I was pleased to learn that my colleagues and I will be moving from Darby house in Telford Town Centre to the new civic buildings in my home town of Wellington.
The new offices are attached to the improved civic buildings which includes a new library, registry office, pool and gym; with the added bonus that the offices are 10 minutes walk from my home.
Not to mention the boost 200+ extra office staff will provide to Wellington’s local economy.
The only downside seems to be a 20% reduction in the number of desks and the dreaded words ‘hot desking’!
At a time when every council is feeling the pinch this method of working helps to save money on office space (often the second largest expense after staff themselves) but where did the idea come from and how does it affect productivity?
Wikipedia and several other online sources state that the term is a derivative of the term ‘hot racking’ used by naval officers who shared bunks for shifts. The term ‘hot desking’ became popular in the late 1980′s and early 1990′s.
One of my friends (Simon Latham from Wolverhampton Council) recently shared an article via twitter which explained that open plan offices were 66% less productive than private offices due to the extra noise, Julian Treasure provides some examples of how noise affects us in his TED talk. I wondered whether similar research had been undertaken into hot desking?
It seems several universities and the Institute of Work Psychology have carried out studies but the papers do not seem to be public, I did find an extract from a research paper by Kate Bonsall on the subject though.

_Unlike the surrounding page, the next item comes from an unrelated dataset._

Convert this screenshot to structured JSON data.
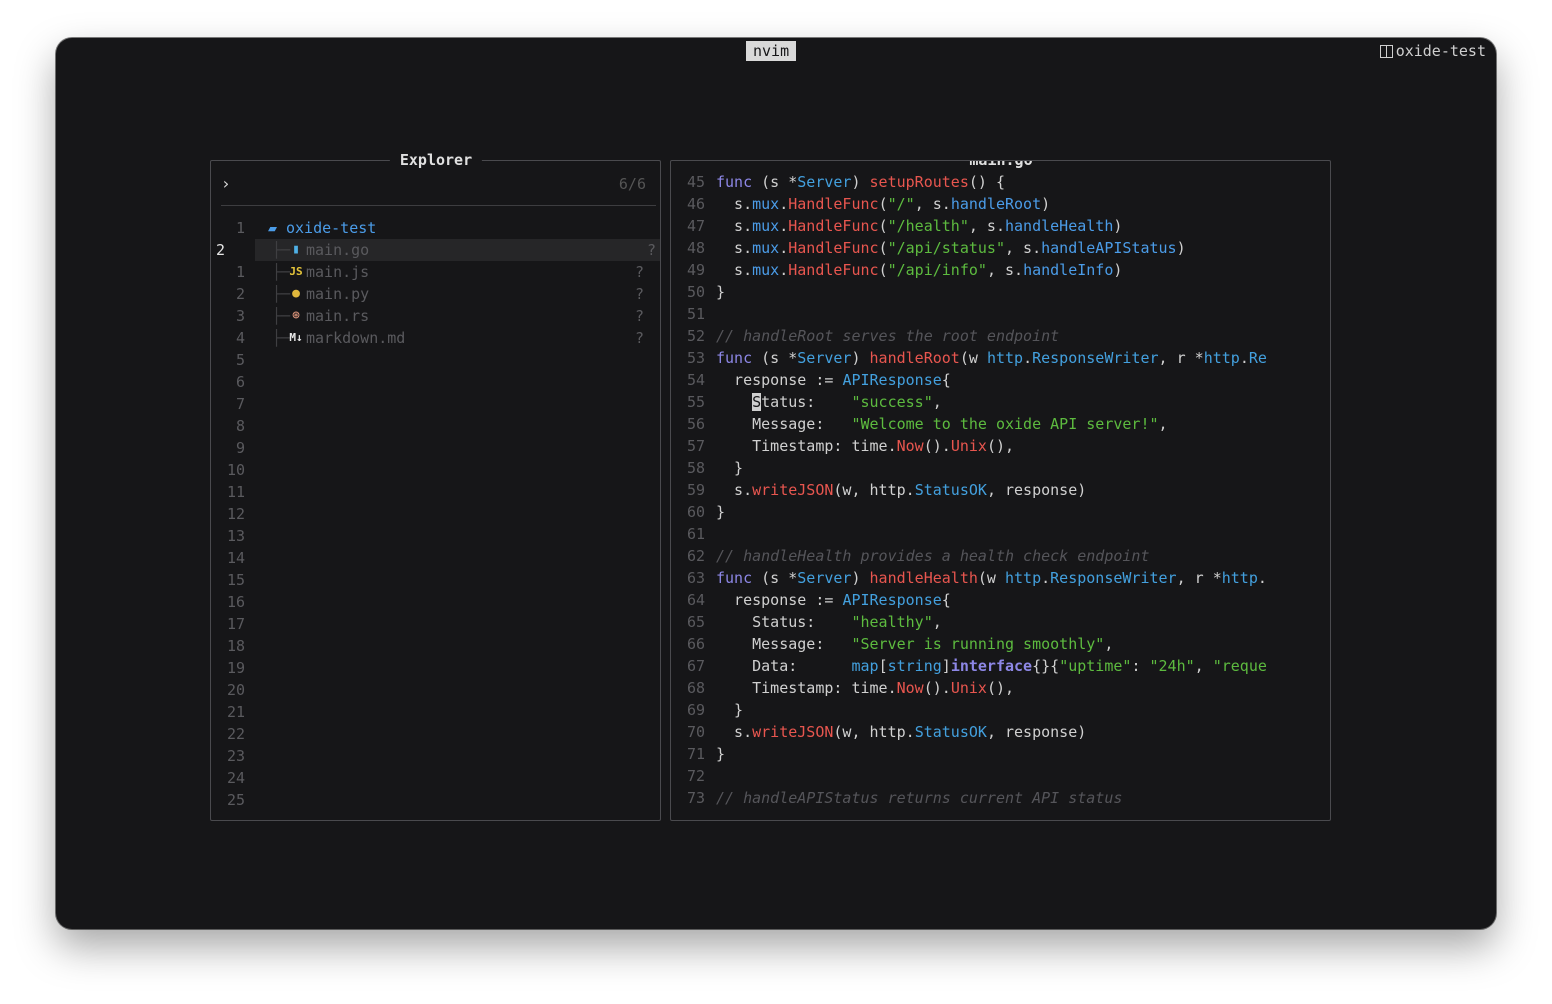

On a related subject the Guardian published an article on desk psychology, here is a picture of my current desk for you to analyse and a quick mindmap I produced on pros and cons of hot desking.